Kentucky: a road trip through the state - Part 32 - Orlando / Florida Guide
Florida Guide > Travelling
Hunt-Morgan & Waveland 010
Hunt-Morgan & Waveland 009
Hunt-Morgan & Waveland 008
Hunt-Morgan & Waveland 007
Hunt-Morgan & Waveland 006
Hunt-Morgan & Waveland 005
Hunt-Morgan & Waveland 004
Hunt-Morgan & Waveland 003
Hunt-Morgan & Waveland 002
Hunt-Morgan & Waveland 001
The next house on the list is the Hunt-Morgan House. This brick built house at 201 North Mill Street has several claims to fame. It was originally built in 1814 for the first person to become a millionaire west of the Alleghenies. That was a hemp merchant called John Wesley Hunt and one of his descendants was Confederate General John Hunt Morgan. He is more colourfully known as the leader of the guerrilla fighters known as ' Morgan' s Raiders. '
Local stories go that Morgan rode his mare Black Bess up the front steps, stopping to kiss his mother in the hall, and galloping out the back door with Union troops in hot pursuit. It’s a good story, well told by the locals. Morgan' s nephew, Thomas Hunt Morgan who was born in Lexington in 1866 would become the first Kentuckian to win a Nobel Prize, for his work in genetics.
The Hunt-Morgan House is known not only for its civil war history but also for its architectural features. It is a Kentucky adaptation of the Federal style. It features a large and impressive entrance door with leaded fanlight and sidelight windows. Inside there are reeded woodwork and door jambs, carved mantels and a three-story cantilevered staircase.
Admission is charged and there are regular tours given by knowledgeable people. Also on the second floor you will find a Civil War museum.
Next on the list is Waveland which was built in 1847 for Joseph Bryan who was a great nephew of Daniel Boone. The facade displays Ionic columns and portico with friezes patterned after those on the Acropolis in Greece. The 14-foot ceilings and grandly spectacular decoration is considered an excellent example of Greek Revival architecture in Kentucky.
The human story behind the house is that of life on a pre-Civil War hemp plantation. As well as the restoration of the house itself the complete slave quarters have been restored. The house is now owned by the Commonwealth of Kentucky and is a State Historic Site. There are flower and herb gardens as well as picnic tables and a playground. Tours are available and admission is charged, however during the winter period it is often closed.

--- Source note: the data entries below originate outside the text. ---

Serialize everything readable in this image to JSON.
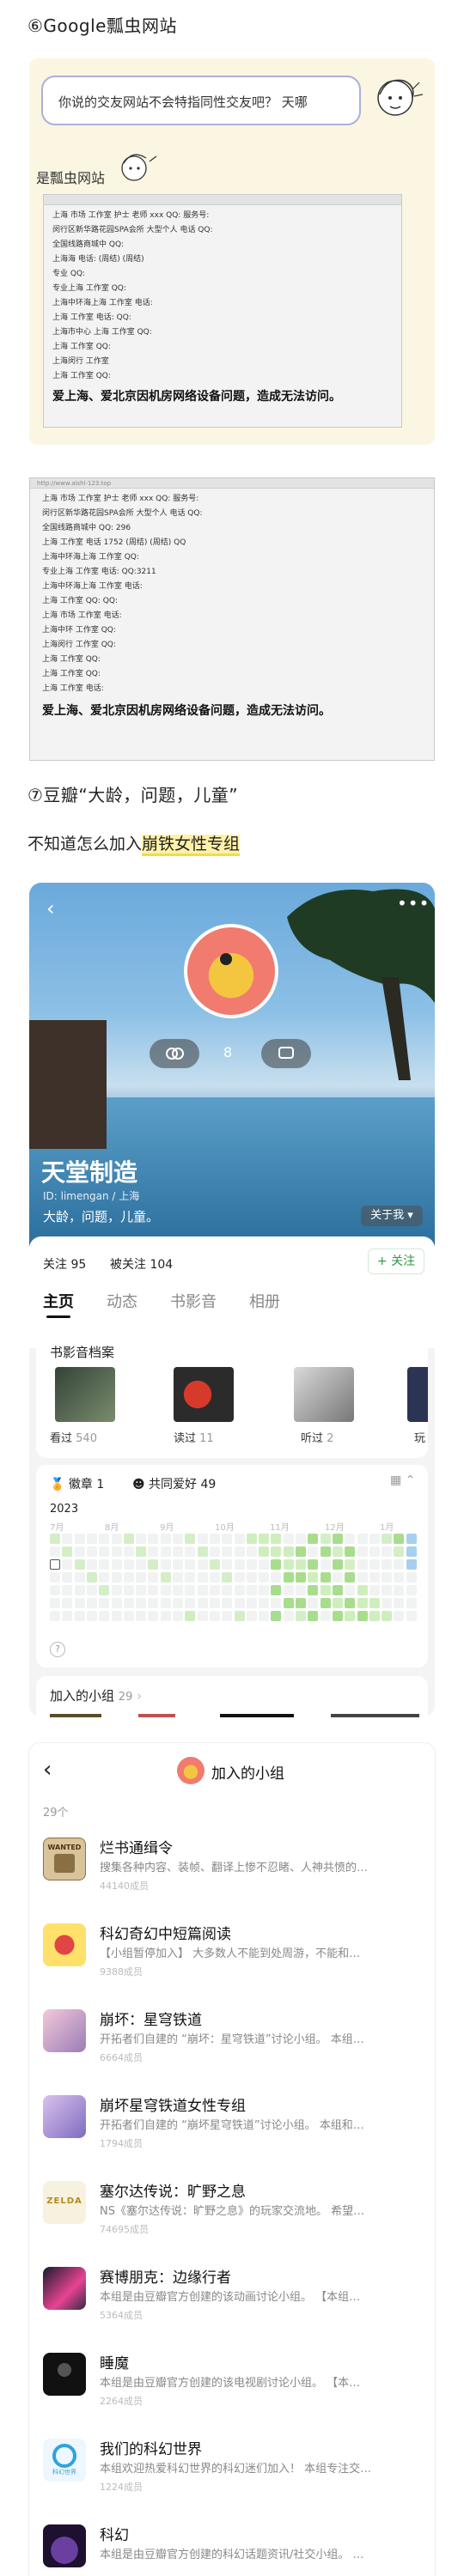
{
  "section6": {
    "heading": "⑥Google瓢虫网站"
  },
  "card1": {
    "bubble_text": "你说的交友网站不会特指同性交友吧？ 天哪",
    "caption": "是瓢虫网站",
    "doc_lines": [
      "上海 市场 工作室 护士 老师 xxx QQ:              服务号:",
      "闵行区新华路花园SPA会所 大型个人 电话 QQ:",
      "全国线路商城中 QQ:",
      "上海海 电话:                (周结)         (周结)",
      "专业 QQ:",
      "专业上海 工作室 QQ:",
      "上海中环海上海 工作室 电话:",
      "上海 工作室 电话:         QQ:",
      "上海市中心 上海 工作室 QQ:",
      "上海 工作室 QQ:",
      "上海闵行 工作室",
      "上海 工作室 QQ:"
    ],
    "doc_bold": "爱上海、爱北京因机房网络设备问题，造成无法访问。"
  },
  "card2": {
    "url": "http://www.aishi-123.top",
    "doc_lines": [
      "上海 市场 工作室 护士 老师 xxx QQ:              服务号:",
      "闵行区新华路花园SPA会所 大型个人 电话 QQ:",
      "全国线路商城中 QQ:  296",
      "上海 工作室 电话 1752        (周结)         (周结)  QQ",
      "上海中环海上海 工作室 QQ:",
      "专业上海 工作室 电话:  QQ:3211",
      "上海中环海上海 工作室 电话:",
      "上海 工作室 QQ:          QQ:",
      "上海 市场 工作室 电话:",
      "上海中环 工作室 QQ:",
      "上海闵行 工作室 QQ:",
      "上海 工作室 QQ:",
      "上海 工作室 QQ:",
      "上海 工作室 电话:"
    ],
    "doc_bold": "爱上海、爱北京因机房网络设备问题，造成无法访问。"
  },
  "section7": {
    "heading": "⑦豆瓣“大龄，问题，儿童”",
    "sub_plain": "不知道怎么加入",
    "sub_highlight": "崩铁女性专组"
  },
  "profile": {
    "name": "天堂制造",
    "id_line": "ID: limengan / 上海",
    "bio": "大龄，问题，儿童。",
    "about_btn": "关于我 ▾",
    "chat_count": "8",
    "following": "关注 95",
    "followers": "被关注 104",
    "follow_btn": "+ 关注",
    "tabs": [
      "主页",
      "动态",
      "书影音",
      "相册"
    ],
    "shuyingyin": {
      "title": "书影音档案",
      "items": [
        {
          "label": "看过",
          "count": "540"
        },
        {
          "label": "读过",
          "count": "11"
        },
        {
          "label": "听过",
          "count": "2"
        },
        {
          "label": "玩",
          "count": ""
        }
      ]
    },
    "badges": {
      "medal": "徽章 1",
      "common": "共同爱好 49"
    },
    "calendar": {
      "year": "2023",
      "months": [
        "7月",
        "8月",
        "9月",
        "10月",
        "11月",
        "12月",
        "1月"
      ]
    },
    "groups_joined": {
      "title": "加入的小组",
      "count": "29"
    }
  },
  "groups_screen": {
    "title": "加入的小组",
    "count": "29个",
    "items": [
      {
        "title": "烂书通缉令",
        "desc": "搜集各种内容、装帧、翻译上惨不忍睹、人神共愤的…",
        "members": "44140成员",
        "thumb_text": "WANTED"
      },
      {
        "title": "科幻奇幻中短篇阅读",
        "desc": "【小组暂停加入】 大多数人不能到处周游，不能和…",
        "members": "9388成员",
        "thumb_text": ""
      },
      {
        "title": "崩坏：星穹铁道",
        "desc": "开拓者们自建的 “崩坏：星穹铁道”讨论小组。 本组…",
        "members": "6664成员",
        "thumb_text": ""
      },
      {
        "title": "崩坏星穹铁道女性专组",
        "desc": "开拓者们自建的 “崩坏星穹铁道”讨论小组。 本组和…",
        "members": "1794成员",
        "thumb_text": ""
      },
      {
        "title": "塞尔达传说：旷野之息",
        "desc": "NS《塞尔达传说：旷野之息》的玩家交流地。 希望…",
        "members": "74695成员",
        "thumb_text": "ZELDA"
      },
      {
        "title": "赛博朋克：边缘行者",
        "desc": "本组是由豆瓣官方创建的该动画讨论小组。 【本组…",
        "members": "5364成员",
        "thumb_text": ""
      },
      {
        "title": "睡魔",
        "desc": "本组是由豆瓣官方创建的该电视剧讨论小组。 【本…",
        "members": "2264成员",
        "thumb_text": ""
      },
      {
        "title": "我们的科幻世界",
        "desc": "本组欢迎热爱科幻世界的科幻迷们加入！ 本组专注交…",
        "members": "1224成员",
        "thumb_text": "科幻世界"
      },
      {
        "title": "科幻",
        "desc": "本组是由豆瓣官方创建的科幻话题资讯/社交小组。 …",
        "members": "",
        "thumb_text": ""
      }
    ]
  }
}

During your walks around the area you may see what looks like historic turreted castle. You can find this at the corner of Versailles Road and Pisgah Pike, however it was built as a private residence in 1969. It had stood unfinished and unoccupied for nearly forty years becoming a much loved local landmark and source of constant speculation by unknowing visitors. Then a spectacular fire consumed the main residence in May 2004. It has now opened as a very exclusive special event facility and luxury hotel.
The next section of this walk now continues in part 33
We aim to provide accurate and useful information, but if you feel anything provided here is not accurate or out of date, please email us with the address of the page concerned and any comments so we can amend as necessary.
Page added on: 24 March 2016
Viewed 1579 times since 24 March 2016.
The following photos have been submitted by our villa owners for this article.
We take great care to ensure we have the copyright holder's permission to display each photo. If you believe any of our photos should not be displayed for any reason then please email firstname.lastname@example.org with full details, including a link to the photo concerned and we will act on it immediately.
Villa Owners: Upload A Photo To This Article
To upload a photo for consideration, click here. Please only submit photos relevant to this article.
Other Articles Viewed
The following articles were also viewed by people who looked at this one:
Bookmark This Article
These sites allow you to store and share links over the internet. You can share the links with other users or just use them to access your links from any computer you are using. More information is available here.